In Suhag Nagari, holy center of "Jain Nagar" was established by Lt. Seth Chhadamilal. The temple has a 45-foot granite idol of Bahubali, the largest in North India, weighing more that 3500 tonnes. There are many Jain temples near this temple.[11]

References[edit]

  1. ^ Mike Davis: Planet der Slums, Assoziation A, Berlin, 2007, page 196
  2. ^ "Census of India 2001: Data from the 2001 Census, including cities, villages and towns (Provisional)". Census Commission of India. Archived from the original on 16 June 2004. Retrieved 1 November 2008.
  3. ^ a b Nevill, H.R. (1905). Agra: A Gazetteer. Allahabad: Government Press. pp. 137–85, 238–9, 274–80. Retrieved 22 January 2021.
  4. ^ Falling Rain Genomics, Inc - Firozabad
  5. ^ "Firozabad City Census 2011 data". census2011.co.in.
  6. ^ "Census of India 2001: Data from the 2001 Census, including cities, villages and towns (Provisional)". Census Commission of India.
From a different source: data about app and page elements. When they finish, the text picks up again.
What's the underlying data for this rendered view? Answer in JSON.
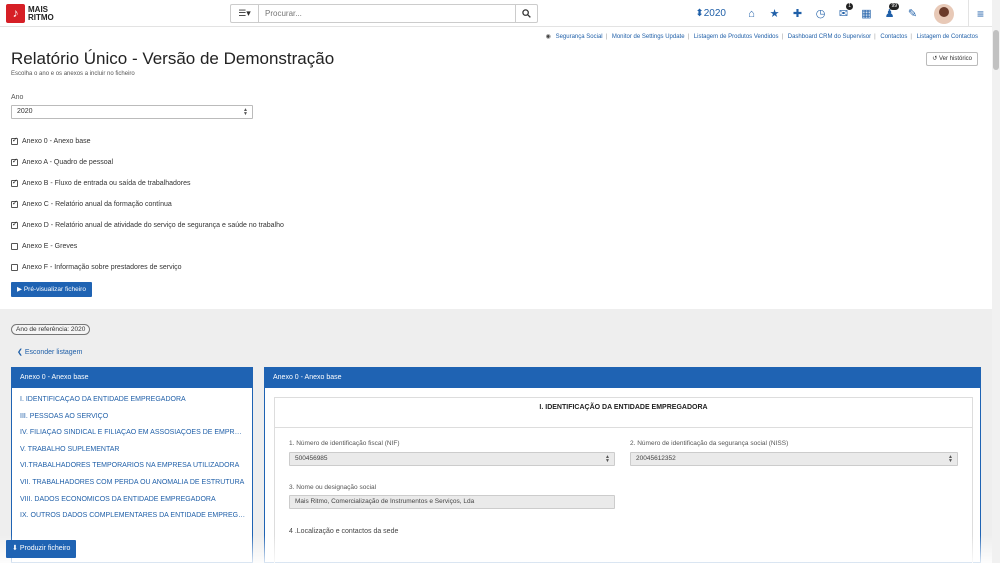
{
  "brand": {
    "logo_text_line1": "MAIS",
    "logo_text_line2": "RITMO",
    "accent": "#1f63b3",
    "logo_color": "#d61f26"
  },
  "search": {
    "placeholder": "Procurar..."
  },
  "nav": {
    "year": "2020",
    "messages_badge": "1",
    "notifications_badge": "99"
  },
  "toplinks": [
    "Segurança Social",
    "Monitor de Settings Update",
    "Listagem de Produtos Vendidos",
    "Dashboard CRM do Supervisor",
    "Contactos",
    "Listagem de Contactos"
  ],
  "page": {
    "title": "Relatório Único - Versão de Demonstração",
    "subtitle": "Escolha o ano e os anexos a incluir no ficheiro",
    "history_button": "Ver histórico",
    "year_label": "Ano",
    "year_value": "2020",
    "preview_button": "Pré-visualizar ficheiro",
    "reference_pill": "Ano de referência: 2020",
    "hide_link": "Esconder listagem",
    "produce_button": "Produzir ficheiro"
  },
  "annexes": [
    {
      "label": "Anexo 0 - Anexo base",
      "checked": true
    },
    {
      "label": "Anexo A - Quadro de pessoal",
      "checked": true
    },
    {
      "label": "Anexo B - Fluxo de entrada ou saída de trabalhadores",
      "checked": true
    },
    {
      "label": "Anexo C - Relatório anual da formação contínua",
      "checked": true
    },
    {
      "label": "Anexo D - Relatório anual de atividade do serviço de segurança e saúde no trabalho",
      "checked": true
    },
    {
      "label": "Anexo E - Greves",
      "checked": false
    },
    {
      "label": "Anexo F - Informação sobre prestadores de serviço",
      "checked": false
    }
  ],
  "left_panel": {
    "header": "Anexo 0 - Anexo base",
    "sections": [
      "I. IDENTIFICAÇÃO DA ENTIDADE EMPREGADORA",
      "III. PESSOAS AO SERVIÇO",
      "IV. FILIAÇÃO SINDICAL E FILIAÇÃO EM ASSOSIAÇÕES DE EMPREGADORES",
      "V. TRABALHO SUPLEMENTAR",
      "VI.TRABALHADORES TEMPORÁRIOS NA EMPRESA UTILIZADORA",
      "VII. TRABALHADORES COM PERDA OU ANOMALIA DE ESTRUTURA",
      "VIII. DADOS ECONÓMICOS DA ENTIDADE EMPREGADORA",
      "IX. OUTROS DADOS COMPLEMENTARES DA ENTIDADE EMPREGADORA"
    ]
  },
  "right_panel": {
    "header": "Anexo 0 - Anexo base",
    "section_title": "I. IDENTIFICAÇÃO DA ENTIDADE EMPREGADORA",
    "nif_label": "1. Número de identificação fiscal (NIF)",
    "nif_value": "500456985",
    "niss_label": "2. Número de identificação da segurança social (NISS)",
    "niss_value": "20045612352",
    "name_label": "3. Nome ou designação social",
    "name_value": "Mais Ritmo, Comercialização de Instrumentos e Serviços, Lda",
    "location_label": "4 .Localização e contactos da sede"
  }
}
Archived from the original on 16 June 2004. Retrieved 1 November 2008.
  7. ^ 2011 Census of India, Population By Mother Tongue
  8. ^ http://www.icontrolpollution.com/articles/physicochemical-characteristics-of-glass-industries-waste-water-in-firozabad-district-up-india.pdf
  9. ^ https://timesofindia.indiatimes.com/city/agra/agra-family-of-six-attempts-suicide-after-facing-acute-water-scarcity/articleshow/69917025.cms
  10. ^ https://www.krishisanskriti.org/vol_image/11Sep201505090522.pdf
  11. ^ "Lord Bahubali Temple". Uttar Pradesh Tourism. Retrieved 8 February 2019.

External links[edit]